At some point in the next month or two, the Yankees will have to make a decision on the future of Jacoby Ellsbury. His extended absence came to an end when he reported to Tampa last weekend. Although he won’t be ready for opening day, it seems like his saga is nearing an inflection point. A setback wouldn’t surprise anyone, but it’s now a real possibility that he’s healthy and ready to play relatively soon.
Of course, Ellsbury has plenty of work to do to complete his comeback. He’s just getting back to baseball activities after a long layoff, so there’s rust to shake off. He’ll also need to have his own version of spring training, meaning that he’ll probably stick around in extended camp into April. From there, he’ll likely do a full minor league rehab stint before being ready to return to the majors. That gives the team until some time in May assuming all goes well.

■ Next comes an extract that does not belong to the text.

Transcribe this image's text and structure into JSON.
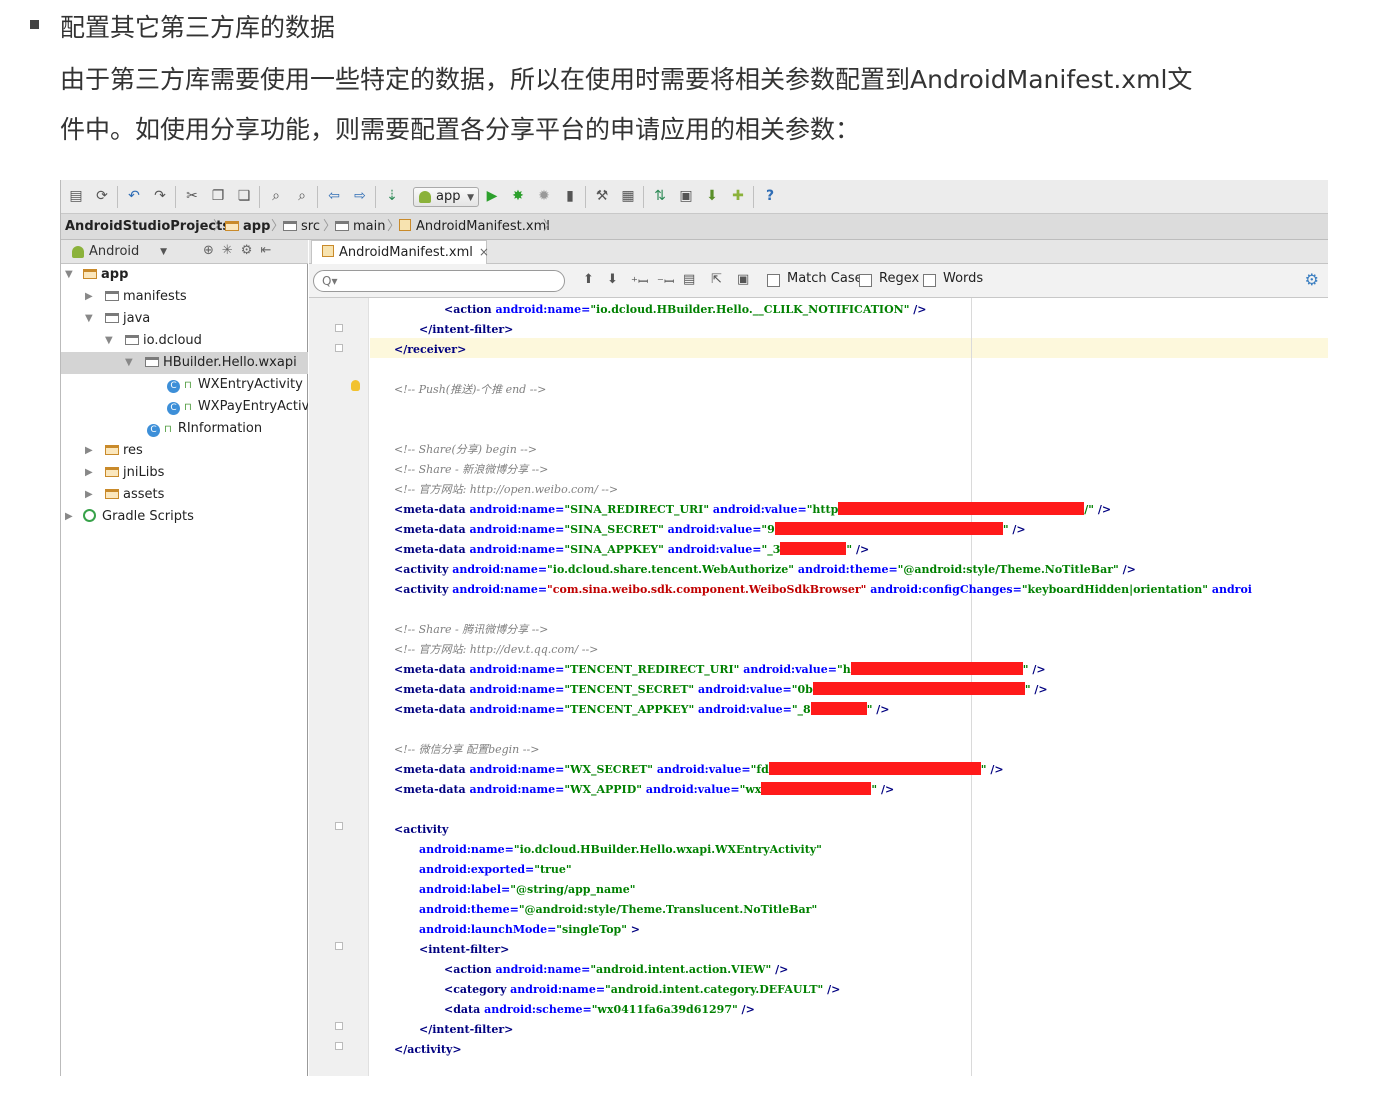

As long as Ellsbury stays on track, he will have all of the leverage once ready to join the big league team. He’s still owed approximately $47 million through next season, he can’t be sent to the minors, and has a no trade clause. The Yankees can’t just let him toil on the injured list, either. Sorry, a phantom injury isn’t an option. The center fielder hasn’t worked this hard to return from major surgery merely to twiddle his thumbs at home.
Oddly enough, the Yankees could actually use someone like Ellsbury if Aaron Hicks’s back woes linger. But when the team’s outfield is at full strength, Ellsbury as the fifth outfielder is a wasted roster spot. That puts the Yankees in a very tricky situation. In such a role, he’d ride the bench most of the season. I’m sure Ellsbury has too much pride to want to do something like that, and I’m sure the Yankees would much rather have a more traditional bench player. With a roster at full strength, keeping Ellsbury around would likely force Tyler Wade back to the minors.
Ellsbury almost certainly has little to no value to any of the other 29 teams in baseball. If Adam Jones got only $3 million from Arizona, what team would be take on even a portion of Ellsbury’s deal? The only way a trade could be accomplished is in a swap of bad contracts. Even then, though, there would be a significant hurdle with Ellsbury’s no trade clause. Maybe he’d accept a deal to a team out west, where he’s from and currently resides. But he doesn’t have to. If another club really wants him, they can just wait until the Yankees have no choice but to cut Ellsbury.
This all leads down one path: releasing him. It’s the best option for all parties involved. There’s no need to be stubborn by keeping him on the bench. He deserves a chance to play somewhere else if the Yankees don’t want him. I don’t think it makes much sense to obtain another hefty contract in exchange for Ellsbury, especially if it’s going to be a stretch to roster said acquisition.
The Yankees have undoubtedly been happy to claw back some of Ellsbury’s contract via insurance, but that gravy train appears to be ending. Sure, Ellsbury could have some sort of setback, but the team can’t count on it. If and when he’s ready to go, whether that be some time in late April or later this season, it’ll be time to cut him loose. There’s no need to try to make this marriage work.